HAPE High Altitude Pulmonary Edema caused by rapid ascent to above 8000 feet. May occur in recreational hikers and skiers who sleep at altitudes at or above 8000 feet, especially if heavy physical exertion is part of the mix. This illness is a result of poor acclimatization and occurs in younger people more often, incidence is less than .4% in persons over 21 and as high as 6% in those younger (Forgey, Wilderness Medicine 4th Edition, GLOBE PEQUOT PRESS, Pp. 196-197).
Symptoms: shortness of breath, cough, rapid heart rate, weakness, headache progressing to bloody sputum, fever, chest congestion, chest pain. Symptoms may get worse, progress at night. Respiratory rates over 20 per minute is a medical emergency and requires immediate evacuation to lower altitude and medical intervention to prevent coma and death.
HACE High Altitude Cerebral Edema rarer, but more dangerous that HAPE, this altitude illness may occur as low as 8000 feet, but is more common above 11,500 feet.
Symptoms: severe headache, confusion, aberrant emotional behavior, unstable gait, poor dexterity, loss of vision, muscle paralysis in face. Requires immediate descent. Re- pressurization in a Gamow Bag if available. May cause death after restless sleep, coma.
AMS Acute Mountain Sickness may be common if the person is not acclimatized. Rare at altitudes from 5000 to 6500 feet, is fairly common to the unfit above 10,000 feet.
Symptoms: May overlap symptoms of other altitude illnesses such as: headache, nausea, shortness of breath, weakness, poor or disturbed sleep. Symptoms may lead to irregular or periodic breathing called Cheyne-Stokes breathing, but this is not always the case. Prevention and treatment is gradual descent to lower altitudes. Diamox (acetazolamide) may be taken prophylactically 12 hours before the ascent and for up to 5 days there after.
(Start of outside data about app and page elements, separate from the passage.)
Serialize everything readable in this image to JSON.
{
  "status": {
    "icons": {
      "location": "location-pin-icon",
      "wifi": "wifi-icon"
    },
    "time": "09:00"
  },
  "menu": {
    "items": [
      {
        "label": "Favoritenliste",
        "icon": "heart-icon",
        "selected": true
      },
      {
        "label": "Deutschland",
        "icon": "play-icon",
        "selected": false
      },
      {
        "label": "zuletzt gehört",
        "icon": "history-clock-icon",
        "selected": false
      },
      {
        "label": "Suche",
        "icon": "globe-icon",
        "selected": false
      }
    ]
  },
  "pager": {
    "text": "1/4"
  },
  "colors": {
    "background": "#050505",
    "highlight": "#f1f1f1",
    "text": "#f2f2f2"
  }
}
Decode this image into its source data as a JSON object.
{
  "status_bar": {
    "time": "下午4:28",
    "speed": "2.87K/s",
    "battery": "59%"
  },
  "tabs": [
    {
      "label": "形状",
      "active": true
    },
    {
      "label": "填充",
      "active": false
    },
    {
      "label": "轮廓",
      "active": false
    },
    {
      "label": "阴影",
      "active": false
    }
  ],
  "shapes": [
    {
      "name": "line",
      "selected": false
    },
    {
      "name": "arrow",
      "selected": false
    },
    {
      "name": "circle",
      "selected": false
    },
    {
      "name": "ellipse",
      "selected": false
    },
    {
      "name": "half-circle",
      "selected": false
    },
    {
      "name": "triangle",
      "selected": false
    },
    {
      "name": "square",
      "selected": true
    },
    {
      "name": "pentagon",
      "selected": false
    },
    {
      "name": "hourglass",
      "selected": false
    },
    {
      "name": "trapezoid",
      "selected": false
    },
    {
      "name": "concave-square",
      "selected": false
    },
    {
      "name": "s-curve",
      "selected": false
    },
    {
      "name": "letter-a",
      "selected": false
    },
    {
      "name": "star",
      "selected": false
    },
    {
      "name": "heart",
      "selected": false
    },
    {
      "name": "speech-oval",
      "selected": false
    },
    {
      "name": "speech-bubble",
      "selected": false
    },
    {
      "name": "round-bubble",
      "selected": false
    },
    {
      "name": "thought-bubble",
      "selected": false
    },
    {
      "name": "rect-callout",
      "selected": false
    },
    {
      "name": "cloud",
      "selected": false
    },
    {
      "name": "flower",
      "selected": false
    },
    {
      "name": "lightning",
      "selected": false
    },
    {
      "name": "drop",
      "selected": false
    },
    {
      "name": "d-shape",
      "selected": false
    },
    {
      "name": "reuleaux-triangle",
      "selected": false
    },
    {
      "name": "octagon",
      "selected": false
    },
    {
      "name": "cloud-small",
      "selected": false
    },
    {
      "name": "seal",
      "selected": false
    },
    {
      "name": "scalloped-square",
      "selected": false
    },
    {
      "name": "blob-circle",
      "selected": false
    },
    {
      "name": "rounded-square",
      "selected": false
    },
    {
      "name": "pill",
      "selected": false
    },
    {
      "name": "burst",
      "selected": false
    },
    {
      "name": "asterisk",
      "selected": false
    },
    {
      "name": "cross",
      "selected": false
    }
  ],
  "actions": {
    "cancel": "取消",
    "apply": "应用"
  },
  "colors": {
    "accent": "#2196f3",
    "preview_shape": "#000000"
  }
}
Wrap up: There are other altitude illnesses beyond the scope of this paper. Any unusual medical problems or symptoms such as retinal blood vessel hemorrhages, swelling of the face, arms, legs...also flatulence, dehydration, hypothermia require attention, if symptoms persist return to a lower altitude to prevent more serious altitude illnesses.